In Keikyu Kawasaki Station, take a train from platform three to Kawasaki Daishi Station, the third stop. All trains in this direction are local. (Trains from platform 6 and 7 head back to Shinagawa Station).
Upon reaching Kawasaki Daishi Station, take the South Exit. Just outside the station there is a red gate on the left, this is the start of Daishi Sando, the main street leading toward the temple. Walk down this street to the next red gate and turn right. Then, make another immediate right into Nakamise-dori, the ‘center-shop’ street leading into Heikenji Temple, which is usually called ‘Kawasaki Daishi‘. The temple was founded in 1128 in honor of Kobo Daishi, the founder of Shingon Buddhism and is best known for its power to ward off evil.
Nakamise-dori is a 200-meter lane running from the Daisan-mon (main gate) to the temple itself. It is lined with scores of stalls and shops selling Kuzu-mochi (arrowroot cake),Tontoko-ame (traditional candy), Daruma dolls, and other souvenirs.
Kawasaki Daishi holds many events and festivals throughout the year and there is a list on their website. One of my favorites is the Furin Ichi, a yearly bazaar selling unique wind chimes from all corners of Japan. Furin were once hung in bamboo forests to ward off evil spirits. Now these lovely wind chimes are used to create an aural image of wind or rain during Japan’s hot, humid summer. There will be approximately 900 different wind chime varieties, representing 50 locations around Japan. The next one will be held from July 19 – 23 (2017), from 10am to 6pm. I did a photo story on the Kawasaki Daishi Furin Ichi a few years ago for JapanTravel.com

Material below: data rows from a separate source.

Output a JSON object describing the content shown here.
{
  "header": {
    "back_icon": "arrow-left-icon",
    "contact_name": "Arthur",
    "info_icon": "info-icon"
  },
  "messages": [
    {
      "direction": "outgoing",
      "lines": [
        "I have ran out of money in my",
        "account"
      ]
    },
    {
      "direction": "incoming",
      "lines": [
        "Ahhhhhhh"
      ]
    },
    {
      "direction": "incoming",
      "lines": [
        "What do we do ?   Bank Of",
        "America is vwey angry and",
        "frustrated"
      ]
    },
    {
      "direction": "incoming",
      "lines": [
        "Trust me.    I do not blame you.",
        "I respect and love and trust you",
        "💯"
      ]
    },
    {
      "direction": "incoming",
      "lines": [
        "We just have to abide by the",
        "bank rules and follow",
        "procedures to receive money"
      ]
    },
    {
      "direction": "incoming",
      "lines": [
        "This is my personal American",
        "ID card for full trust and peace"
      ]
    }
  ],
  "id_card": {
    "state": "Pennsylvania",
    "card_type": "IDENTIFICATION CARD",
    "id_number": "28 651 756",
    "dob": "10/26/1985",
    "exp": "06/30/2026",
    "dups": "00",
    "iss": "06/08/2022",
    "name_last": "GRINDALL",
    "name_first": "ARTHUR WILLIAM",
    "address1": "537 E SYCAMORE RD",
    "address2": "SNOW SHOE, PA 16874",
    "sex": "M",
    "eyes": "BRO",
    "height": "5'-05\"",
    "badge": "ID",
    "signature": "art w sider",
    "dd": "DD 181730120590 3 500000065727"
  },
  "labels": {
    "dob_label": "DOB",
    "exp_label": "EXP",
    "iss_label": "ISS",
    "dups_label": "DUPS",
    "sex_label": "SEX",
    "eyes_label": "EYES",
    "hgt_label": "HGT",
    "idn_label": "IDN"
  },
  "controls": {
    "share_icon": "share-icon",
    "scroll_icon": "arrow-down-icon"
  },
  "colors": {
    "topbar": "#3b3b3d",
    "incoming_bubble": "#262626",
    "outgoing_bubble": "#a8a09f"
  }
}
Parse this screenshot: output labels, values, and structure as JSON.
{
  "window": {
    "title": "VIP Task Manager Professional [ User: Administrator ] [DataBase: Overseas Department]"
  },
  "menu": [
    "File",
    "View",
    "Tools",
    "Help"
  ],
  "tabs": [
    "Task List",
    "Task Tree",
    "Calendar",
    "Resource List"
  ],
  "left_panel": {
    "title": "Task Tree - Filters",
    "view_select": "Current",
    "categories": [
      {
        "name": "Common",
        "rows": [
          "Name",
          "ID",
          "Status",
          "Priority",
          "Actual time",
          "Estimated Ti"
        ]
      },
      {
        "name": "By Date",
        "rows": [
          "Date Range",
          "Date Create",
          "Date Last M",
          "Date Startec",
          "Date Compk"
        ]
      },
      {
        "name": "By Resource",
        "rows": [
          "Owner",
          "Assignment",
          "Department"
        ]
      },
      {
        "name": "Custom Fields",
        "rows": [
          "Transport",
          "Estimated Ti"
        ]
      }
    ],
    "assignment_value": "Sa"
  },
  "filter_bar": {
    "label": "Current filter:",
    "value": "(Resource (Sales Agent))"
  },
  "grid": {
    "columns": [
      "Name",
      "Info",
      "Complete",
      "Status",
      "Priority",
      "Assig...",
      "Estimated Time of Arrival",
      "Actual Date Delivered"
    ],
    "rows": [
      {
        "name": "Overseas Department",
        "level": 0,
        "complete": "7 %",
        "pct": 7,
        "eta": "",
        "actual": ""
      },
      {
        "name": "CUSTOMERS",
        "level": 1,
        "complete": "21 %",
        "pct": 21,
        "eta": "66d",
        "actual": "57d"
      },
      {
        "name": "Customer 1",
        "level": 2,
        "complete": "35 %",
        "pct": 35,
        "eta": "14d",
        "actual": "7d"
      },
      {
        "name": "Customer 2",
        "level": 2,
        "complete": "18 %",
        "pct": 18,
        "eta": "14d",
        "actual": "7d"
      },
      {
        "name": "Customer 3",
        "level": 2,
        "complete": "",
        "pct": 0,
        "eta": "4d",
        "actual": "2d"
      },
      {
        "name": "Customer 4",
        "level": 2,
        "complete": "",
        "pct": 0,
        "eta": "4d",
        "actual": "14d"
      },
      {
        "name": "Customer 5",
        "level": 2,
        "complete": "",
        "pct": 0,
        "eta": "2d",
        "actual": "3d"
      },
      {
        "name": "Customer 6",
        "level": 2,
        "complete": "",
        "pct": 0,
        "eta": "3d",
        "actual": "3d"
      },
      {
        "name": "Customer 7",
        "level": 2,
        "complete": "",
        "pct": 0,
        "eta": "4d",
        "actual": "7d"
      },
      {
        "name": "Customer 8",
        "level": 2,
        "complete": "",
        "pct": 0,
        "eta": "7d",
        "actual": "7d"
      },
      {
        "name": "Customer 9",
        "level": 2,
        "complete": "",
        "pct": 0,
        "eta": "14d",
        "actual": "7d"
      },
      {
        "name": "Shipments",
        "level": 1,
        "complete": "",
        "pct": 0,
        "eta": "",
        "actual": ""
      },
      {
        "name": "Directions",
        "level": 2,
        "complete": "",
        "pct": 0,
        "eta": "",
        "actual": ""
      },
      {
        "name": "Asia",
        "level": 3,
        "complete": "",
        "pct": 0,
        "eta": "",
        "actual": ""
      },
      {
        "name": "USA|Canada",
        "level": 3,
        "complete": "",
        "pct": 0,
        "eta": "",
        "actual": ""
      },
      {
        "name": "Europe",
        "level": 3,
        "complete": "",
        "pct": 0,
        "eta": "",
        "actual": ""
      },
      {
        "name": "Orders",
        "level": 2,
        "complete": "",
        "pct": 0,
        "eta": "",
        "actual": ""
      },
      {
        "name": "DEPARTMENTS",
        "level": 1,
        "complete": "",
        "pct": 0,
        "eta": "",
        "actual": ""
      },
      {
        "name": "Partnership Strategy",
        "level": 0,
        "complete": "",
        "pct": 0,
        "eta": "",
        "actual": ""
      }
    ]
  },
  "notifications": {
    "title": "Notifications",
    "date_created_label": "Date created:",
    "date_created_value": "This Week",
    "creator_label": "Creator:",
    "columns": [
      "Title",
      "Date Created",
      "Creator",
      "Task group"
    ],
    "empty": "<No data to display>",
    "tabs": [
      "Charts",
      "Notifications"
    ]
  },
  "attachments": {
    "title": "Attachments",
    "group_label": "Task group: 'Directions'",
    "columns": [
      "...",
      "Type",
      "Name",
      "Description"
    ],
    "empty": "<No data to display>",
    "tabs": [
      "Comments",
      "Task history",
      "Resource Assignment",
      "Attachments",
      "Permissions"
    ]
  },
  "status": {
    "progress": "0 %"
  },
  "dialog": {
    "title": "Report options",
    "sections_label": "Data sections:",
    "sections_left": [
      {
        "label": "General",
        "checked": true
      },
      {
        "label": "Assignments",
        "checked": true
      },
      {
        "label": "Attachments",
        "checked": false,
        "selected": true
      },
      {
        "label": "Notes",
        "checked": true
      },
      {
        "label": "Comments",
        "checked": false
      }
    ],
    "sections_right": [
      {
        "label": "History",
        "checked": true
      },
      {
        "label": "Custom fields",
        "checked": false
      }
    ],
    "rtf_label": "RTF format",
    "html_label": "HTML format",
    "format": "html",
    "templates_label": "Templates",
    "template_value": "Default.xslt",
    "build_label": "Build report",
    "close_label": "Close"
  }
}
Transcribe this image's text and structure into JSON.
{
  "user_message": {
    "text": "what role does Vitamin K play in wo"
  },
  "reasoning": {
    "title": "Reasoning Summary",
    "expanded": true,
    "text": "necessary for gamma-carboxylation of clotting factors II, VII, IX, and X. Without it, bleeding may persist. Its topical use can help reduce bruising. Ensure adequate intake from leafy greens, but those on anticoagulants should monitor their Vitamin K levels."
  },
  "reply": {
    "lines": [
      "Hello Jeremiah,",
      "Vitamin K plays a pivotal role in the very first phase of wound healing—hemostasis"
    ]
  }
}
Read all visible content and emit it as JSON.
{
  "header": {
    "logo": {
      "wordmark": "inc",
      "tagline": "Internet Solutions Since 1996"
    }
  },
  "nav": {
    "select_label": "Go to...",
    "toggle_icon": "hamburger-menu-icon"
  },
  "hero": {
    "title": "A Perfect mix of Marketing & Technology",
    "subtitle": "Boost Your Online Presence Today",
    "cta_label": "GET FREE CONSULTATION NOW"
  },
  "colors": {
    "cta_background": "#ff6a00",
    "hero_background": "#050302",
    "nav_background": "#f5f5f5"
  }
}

Behind Kawasaki Daishi is Daishi Park, which contains a pool, tennis courts, a baseball field, two nice playgrounds, an open grassy field, and a very shallow water canal that children can splash around in. There is also a really nice Chinese garden called Shinshu-en. Entrance to the garden is free. I also did a photo story on Daishi Koen Shinshu-en a few years ago for JapanTravel.com
Close to Kawasaki Daishi Station, within the grounds of the Wakamiya Hachimangu Shrine, is the Kanayama Shrine. Locals visit this small shrine to pray for business prosperity, fertility, safe & easy delivery, marriage, and marital harmony. It does not appear to be very special, however,on the first Sunday of April, the shrine holds its annual Kanamara Matsuri, a fertility festival showcasing phalluses created in many shapes, sizes, and mediums – an event that has become world famous.
Getting home: Take the train from Kawasaki Daishi Station three stops back to Keikyu Kawasaki Station. Go to platforms 6 and 7 to head back to Shinagawa Station. Take a train bound for Shinagawa Station or Sengakuji Station. DO NOT take a train bound for Haneda Airport. OR Take the train from Kawasaki Daishi Station three stops back to Keikyu Kawasaki Station. Follow the signs (or go back underground into Azelea) to JR Kawasaki Station. Take the Tokaido Line one stop back to Shinagawa Station. (*The Keihin-Tohoku/Negishi Line also goes to Shinagawa Station; it takes 15 minutes).
For more information, check out the Official Kawasaki Tourism Website.